ranger of the Evil Eye had appeared, not as before, bearing down on them with eagle speed, but as if from a long journey; his horse lame and with drooping head; the Arnaoot himself covered with dust, apparently scarcely able to keep his seat. "By the life of your child," he said, "give a cup of water to one who faints with thirst." The nurse, with Constans in her arms, got a bowl of the desired liquid, and presented it. Ere the parched lips of the stranger touched the wave, the vessel fell from his hands. The women started back, while he, at the same moment darting forward, tore with strong arm the child from her embrace. Already both were gone--with arrowy speed they traversed the plain, while her shrieks, and cries for assistance, called together all the domestics. They followed on the track of the ravisher, and none had yet returned. Now, as night closed in, one by one they came back; they had nothing to relate; they had scoured the woods, crossed the hills--they could not even discover the route which the

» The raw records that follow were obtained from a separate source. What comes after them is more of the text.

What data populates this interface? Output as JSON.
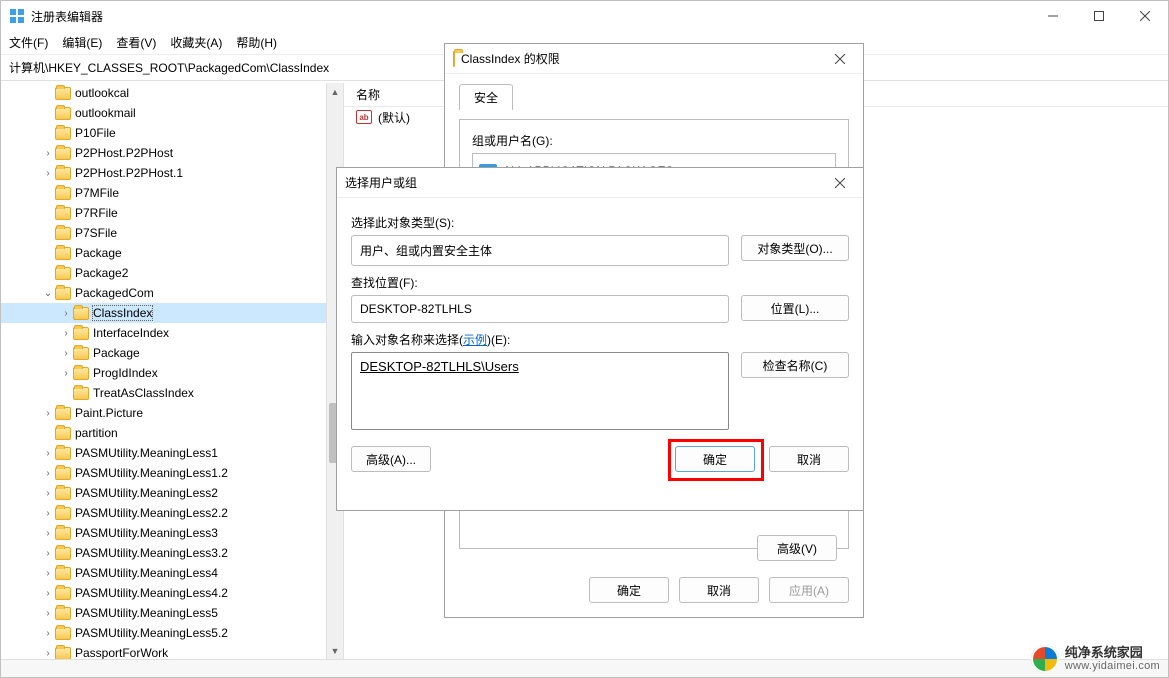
{
  "window": {
    "title": "注册表编辑器",
    "address": "计算机\\HKEY_CLASSES_ROOT\\PackagedCom\\ClassIndex"
  },
  "menus": {
    "file": "文件(F)",
    "edit": "编辑(E)",
    "view": "查看(V)",
    "favorites": "收藏夹(A)",
    "help": "帮助(H)"
  },
  "tree": {
    "items": [
      {
        "indent": 2,
        "expander": "",
        "label": "outlookcal"
      },
      {
        "indent": 2,
        "expander": "",
        "label": "outlookmail"
      },
      {
        "indent": 2,
        "expander": "",
        "label": "P10File"
      },
      {
        "indent": 2,
        "expander": ">",
        "label": "P2PHost.P2PHost"
      },
      {
        "indent": 2,
        "expander": ">",
        "label": "P2PHost.P2PHost.1"
      },
      {
        "indent": 2,
        "expander": "",
        "label": "P7MFile"
      },
      {
        "indent": 2,
        "expander": "",
        "label": "P7RFile"
      },
      {
        "indent": 2,
        "expander": "",
        "label": "P7SFile"
      },
      {
        "indent": 2,
        "expander": "",
        "label": "Package"
      },
      {
        "indent": 2,
        "expander": "",
        "label": "Package2"
      },
      {
        "indent": 2,
        "expander": "v",
        "label": "PackagedCom"
      },
      {
        "indent": 3,
        "expander": ">",
        "label": "ClassIndex",
        "selected": true
      },
      {
        "indent": 3,
        "expander": ">",
        "label": "InterfaceIndex"
      },
      {
        "indent": 3,
        "expander": ">",
        "label": "Package"
      },
      {
        "indent": 3,
        "expander": ">",
        "label": "ProgIdIndex"
      },
      {
        "indent": 3,
        "expander": "",
        "label": "TreatAsClassIndex"
      },
      {
        "indent": 2,
        "expander": ">",
        "label": "Paint.Picture"
      },
      {
        "indent": 2,
        "expander": "",
        "label": "partition"
      },
      {
        "indent": 2,
        "expander": ">",
        "label": "PASMUtility.MeaningLess1"
      },
      {
        "indent": 2,
        "expander": ">",
        "label": "PASMUtility.MeaningLess1.2"
      },
      {
        "indent": 2,
        "expander": ">",
        "label": "PASMUtility.MeaningLess2"
      },
      {
        "indent": 2,
        "expander": ">",
        "label": "PASMUtility.MeaningLess2.2"
      },
      {
        "indent": 2,
        "expander": ">",
        "label": "PASMUtility.MeaningLess3"
      },
      {
        "indent": 2,
        "expander": ">",
        "label": "PASMUtility.MeaningLess3.2"
      },
      {
        "indent": 2,
        "expander": ">",
        "label": "PASMUtility.MeaningLess4"
      },
      {
        "indent": 2,
        "expander": ">",
        "label": "PASMUtility.MeaningLess4.2"
      },
      {
        "indent": 2,
        "expander": ">",
        "label": "PASMUtility.MeaningLess5"
      },
      {
        "indent": 2,
        "expander": ">",
        "label": "PASMUtility.MeaningLess5.2"
      },
      {
        "indent": 2,
        "expander": ">",
        "label": "PassportForWork"
      }
    ]
  },
  "value_list": {
    "header_name": "名称",
    "default_label": "(默认)",
    "string_glyph": "ab"
  },
  "permissions_dialog": {
    "title_prefix": "ClassIndex 的权限",
    "tab_security": "安全",
    "groups_label": "组或用户名(G):",
    "group_item": "ALL APPLICATION PACKAGES",
    "advanced_btn": "高级(V)",
    "ok": "确定",
    "cancel": "取消",
    "apply": "应用(A)"
  },
  "select_dialog": {
    "title": "选择用户或组",
    "obj_type_label": "选择此对象类型(S):",
    "obj_type_value": "用户、组或内置安全主体",
    "obj_type_btn": "对象类型(O)...",
    "location_label": "查找位置(F):",
    "location_value": "DESKTOP-82TLHLS",
    "location_btn": "位置(L)...",
    "names_label_pre": "输入对象名称来选择(",
    "names_label_link": "示例",
    "names_label_post": ")(E):",
    "names_value": "DESKTOP-82TLHLS\\Users",
    "check_btn": "检查名称(C)",
    "advanced_btn": "高级(A)...",
    "ok": "确定",
    "cancel": "取消"
  },
  "watermark": {
    "line1": "纯净系统家园",
    "line2": "www.yidaimei.com"
  },
  "folder_icon_color": "#f6c94f"
}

It seemed longer than 22 pages. This is a story of kidnapping, murder, blood feuds, and convenient coincidence in the Balkans. It is wretchedly overwritten, and wore out my dictionary with place names and boat types. Given its subject matter, it's a surprisingly dull slog. Give this one a pass, fead her masterpiece Frankenstein instead.